↓
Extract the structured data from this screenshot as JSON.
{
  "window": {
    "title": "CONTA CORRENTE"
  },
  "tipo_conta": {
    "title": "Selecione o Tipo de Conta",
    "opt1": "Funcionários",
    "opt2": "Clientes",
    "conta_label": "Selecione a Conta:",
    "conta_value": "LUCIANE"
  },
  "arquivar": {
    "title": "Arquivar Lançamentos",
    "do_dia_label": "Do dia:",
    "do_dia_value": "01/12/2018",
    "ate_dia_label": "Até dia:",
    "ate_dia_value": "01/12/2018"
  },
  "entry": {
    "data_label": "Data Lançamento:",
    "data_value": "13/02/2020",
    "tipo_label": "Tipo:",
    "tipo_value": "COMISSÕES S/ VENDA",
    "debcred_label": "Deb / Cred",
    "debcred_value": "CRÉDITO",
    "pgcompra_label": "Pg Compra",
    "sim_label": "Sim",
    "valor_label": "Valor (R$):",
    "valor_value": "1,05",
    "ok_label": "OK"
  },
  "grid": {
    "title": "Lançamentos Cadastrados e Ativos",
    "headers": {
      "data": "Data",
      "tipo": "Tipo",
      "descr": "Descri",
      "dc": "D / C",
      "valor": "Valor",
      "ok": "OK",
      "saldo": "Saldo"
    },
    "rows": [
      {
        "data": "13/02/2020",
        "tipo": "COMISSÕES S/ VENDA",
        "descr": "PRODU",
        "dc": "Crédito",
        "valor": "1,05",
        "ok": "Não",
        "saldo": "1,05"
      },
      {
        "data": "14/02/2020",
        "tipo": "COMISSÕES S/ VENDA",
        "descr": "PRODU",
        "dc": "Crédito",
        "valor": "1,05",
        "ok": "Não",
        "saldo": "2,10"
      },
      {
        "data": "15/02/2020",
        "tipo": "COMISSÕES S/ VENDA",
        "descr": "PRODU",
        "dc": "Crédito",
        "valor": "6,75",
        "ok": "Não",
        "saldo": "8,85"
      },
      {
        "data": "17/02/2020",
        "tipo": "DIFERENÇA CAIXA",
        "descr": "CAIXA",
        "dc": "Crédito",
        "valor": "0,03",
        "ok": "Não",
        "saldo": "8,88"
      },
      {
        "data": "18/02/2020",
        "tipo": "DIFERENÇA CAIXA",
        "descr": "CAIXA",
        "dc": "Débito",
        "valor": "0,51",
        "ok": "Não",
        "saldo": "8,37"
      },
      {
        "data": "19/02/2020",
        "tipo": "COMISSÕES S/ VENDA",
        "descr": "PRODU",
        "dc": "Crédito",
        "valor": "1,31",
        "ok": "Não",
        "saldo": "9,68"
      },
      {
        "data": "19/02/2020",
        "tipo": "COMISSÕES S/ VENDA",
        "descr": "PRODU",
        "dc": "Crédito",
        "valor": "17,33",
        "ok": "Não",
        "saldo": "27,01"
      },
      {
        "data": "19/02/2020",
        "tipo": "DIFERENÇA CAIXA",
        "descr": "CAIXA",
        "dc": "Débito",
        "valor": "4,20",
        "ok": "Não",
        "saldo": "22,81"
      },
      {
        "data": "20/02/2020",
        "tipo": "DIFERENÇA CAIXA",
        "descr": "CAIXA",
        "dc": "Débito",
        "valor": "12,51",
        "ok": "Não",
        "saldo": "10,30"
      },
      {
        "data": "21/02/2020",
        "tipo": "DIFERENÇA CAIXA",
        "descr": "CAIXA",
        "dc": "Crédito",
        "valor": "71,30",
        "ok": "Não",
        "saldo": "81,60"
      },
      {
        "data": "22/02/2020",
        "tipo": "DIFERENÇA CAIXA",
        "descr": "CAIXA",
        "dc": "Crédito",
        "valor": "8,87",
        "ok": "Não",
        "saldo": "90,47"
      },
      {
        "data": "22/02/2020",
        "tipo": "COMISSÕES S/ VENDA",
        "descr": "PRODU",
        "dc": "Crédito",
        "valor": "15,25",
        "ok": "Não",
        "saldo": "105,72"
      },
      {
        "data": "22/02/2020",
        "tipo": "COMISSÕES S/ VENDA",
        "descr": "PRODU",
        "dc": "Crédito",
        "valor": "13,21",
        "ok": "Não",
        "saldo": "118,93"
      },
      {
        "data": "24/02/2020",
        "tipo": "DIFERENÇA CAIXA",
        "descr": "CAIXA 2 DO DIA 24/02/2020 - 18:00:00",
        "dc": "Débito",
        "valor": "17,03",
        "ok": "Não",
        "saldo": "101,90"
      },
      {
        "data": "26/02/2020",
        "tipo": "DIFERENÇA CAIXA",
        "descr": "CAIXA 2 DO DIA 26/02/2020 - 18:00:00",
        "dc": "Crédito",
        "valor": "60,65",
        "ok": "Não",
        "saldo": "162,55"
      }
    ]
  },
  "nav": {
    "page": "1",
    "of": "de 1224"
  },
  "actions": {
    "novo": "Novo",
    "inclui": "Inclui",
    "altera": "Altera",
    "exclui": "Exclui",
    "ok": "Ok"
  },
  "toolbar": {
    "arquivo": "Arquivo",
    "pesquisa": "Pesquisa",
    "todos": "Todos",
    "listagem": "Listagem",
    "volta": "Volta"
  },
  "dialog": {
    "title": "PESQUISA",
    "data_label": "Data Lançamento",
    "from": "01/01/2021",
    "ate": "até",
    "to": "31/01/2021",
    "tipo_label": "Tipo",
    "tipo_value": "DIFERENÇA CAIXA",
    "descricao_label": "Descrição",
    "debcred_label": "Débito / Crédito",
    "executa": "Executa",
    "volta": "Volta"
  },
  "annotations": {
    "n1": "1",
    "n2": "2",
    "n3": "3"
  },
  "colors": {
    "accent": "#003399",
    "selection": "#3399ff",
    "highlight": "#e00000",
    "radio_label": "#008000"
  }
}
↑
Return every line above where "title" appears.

    "title": "CONTA CORRENTE"
    "title": "Selecione o Tipo de Conta",
    "title": "Arquivar Lançamentos",
    "title": "Lançamentos Cadastrados e Ativos",
    "title": "PESQUISA",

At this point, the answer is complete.